Today was a pretty big day. Anthony had his outpatient surgery for his new catheter for peritoneal dialysis, which he will soon begin performing at home. This means he won't have to go sit at the dialysis clinic 3 days a week for 4 hours at a time. It's freeing, really. And after being there with him for a while today after the surgery, I'm glad he's getting out of there! Those people look like they're packing for a trip! They've got pillows, blankets, sleeping bags (really!), and everyone has a giant bag of stuff. Not to mention he's the youngest kid on the block! And some of them are really old and kinda stinky. I'm totally OK with him not going back in there...
Anyway, the surgery was successful and only took about 45 minutes. He's got a stitch in his belly button, an incision where they actually inserted the catheter and performed the operation, and an exit for the tubing from his peritoneal cavity. All that being said, he's got this funny looking tubing that's almost 2 feet long kinda dangling out from near his belly button. Kinda strange. After the procedure we went straight to the dialysis center to begin training. This was not a huge success.
Really...they want someone who was just totally unconscious and under general anesthesia to listen, watch, learn, and understand a totally new procedure that they can't relate to anything they've ever known?! GET real! He could barely hold his eyes open, he said it felt like his arms and legs weighed 50 pounds each. Not to mention he's doped up on percocet and is in quite a bit of pain. Is that the best time to "train" someone on how to use this super expensive and very intricate equipment?! I think not.
We made it through the hook up process, I got to stay and watch. Wow. That's a lot to remember. Thankfully, he will be doing that every day this week at the clinic so he should know it backwards and forwards in a few days. I'll explain more about how it works later. Quite fascinating. He was hooked up for 3 1/2 hours today. The rest of the week it will be longer and he'll eventually be released so he can do it here at home while he sleeps, not while sitting at the clinic in a chair.

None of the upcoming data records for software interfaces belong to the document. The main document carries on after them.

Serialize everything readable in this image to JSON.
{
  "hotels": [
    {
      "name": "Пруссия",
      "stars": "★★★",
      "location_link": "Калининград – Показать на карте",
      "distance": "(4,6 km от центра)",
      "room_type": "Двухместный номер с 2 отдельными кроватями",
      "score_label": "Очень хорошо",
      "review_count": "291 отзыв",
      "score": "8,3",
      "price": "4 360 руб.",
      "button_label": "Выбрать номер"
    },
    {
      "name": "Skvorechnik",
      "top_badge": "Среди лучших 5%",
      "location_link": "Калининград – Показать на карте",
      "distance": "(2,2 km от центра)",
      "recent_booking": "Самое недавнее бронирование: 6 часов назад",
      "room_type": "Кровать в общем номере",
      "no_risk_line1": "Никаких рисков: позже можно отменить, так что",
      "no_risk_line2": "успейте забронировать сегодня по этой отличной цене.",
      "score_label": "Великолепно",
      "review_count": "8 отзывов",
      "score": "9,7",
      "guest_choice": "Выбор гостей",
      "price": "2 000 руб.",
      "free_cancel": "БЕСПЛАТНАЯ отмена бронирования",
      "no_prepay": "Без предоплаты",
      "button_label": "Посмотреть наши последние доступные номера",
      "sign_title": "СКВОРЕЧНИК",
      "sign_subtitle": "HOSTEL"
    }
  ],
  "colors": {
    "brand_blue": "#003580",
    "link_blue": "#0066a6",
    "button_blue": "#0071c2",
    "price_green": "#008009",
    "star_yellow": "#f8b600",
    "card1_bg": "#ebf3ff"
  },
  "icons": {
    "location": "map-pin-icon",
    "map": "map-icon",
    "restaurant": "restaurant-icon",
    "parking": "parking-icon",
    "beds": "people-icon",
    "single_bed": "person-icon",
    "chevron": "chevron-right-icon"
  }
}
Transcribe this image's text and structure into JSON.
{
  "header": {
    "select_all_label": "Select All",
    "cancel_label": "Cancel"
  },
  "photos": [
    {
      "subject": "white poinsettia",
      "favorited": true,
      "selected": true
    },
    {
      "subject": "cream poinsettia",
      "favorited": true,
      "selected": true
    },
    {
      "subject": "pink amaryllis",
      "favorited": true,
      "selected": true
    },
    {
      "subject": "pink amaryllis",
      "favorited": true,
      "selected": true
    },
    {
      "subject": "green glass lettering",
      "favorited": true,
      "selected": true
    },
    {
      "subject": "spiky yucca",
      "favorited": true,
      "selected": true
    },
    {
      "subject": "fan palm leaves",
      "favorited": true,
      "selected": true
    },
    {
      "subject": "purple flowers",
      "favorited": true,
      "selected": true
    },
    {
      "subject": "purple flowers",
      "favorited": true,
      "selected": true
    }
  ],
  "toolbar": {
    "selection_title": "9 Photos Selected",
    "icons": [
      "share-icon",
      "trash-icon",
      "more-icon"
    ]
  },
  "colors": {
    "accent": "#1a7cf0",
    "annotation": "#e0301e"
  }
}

The machine is on a cart with all of his supplies so he'll be able to roll around the house if need be. Ultimately he'll be doing this while sleeping. A little interesting thinking about all that tubing in the bed. The machine isn't very loud but does make noises when an exchange is happening...while pumping fluid in, or pumping fluid out. Just something we'll have to get used to...9 hours a night, every night.
He's doing great. Sore, tired, and wiped out from anesthesia. But overall he's feeling good. He's hoping the soreness wears off quite soon. He doesn't want to take the pain meds they gave him, pretty strong stuff. Hopefully he'll be down to just aleve or ibuprofen in a day or two.
All is well, just hoping he can sleep with the pain and new sensations he's bound to be feeling. Me too, for that matter.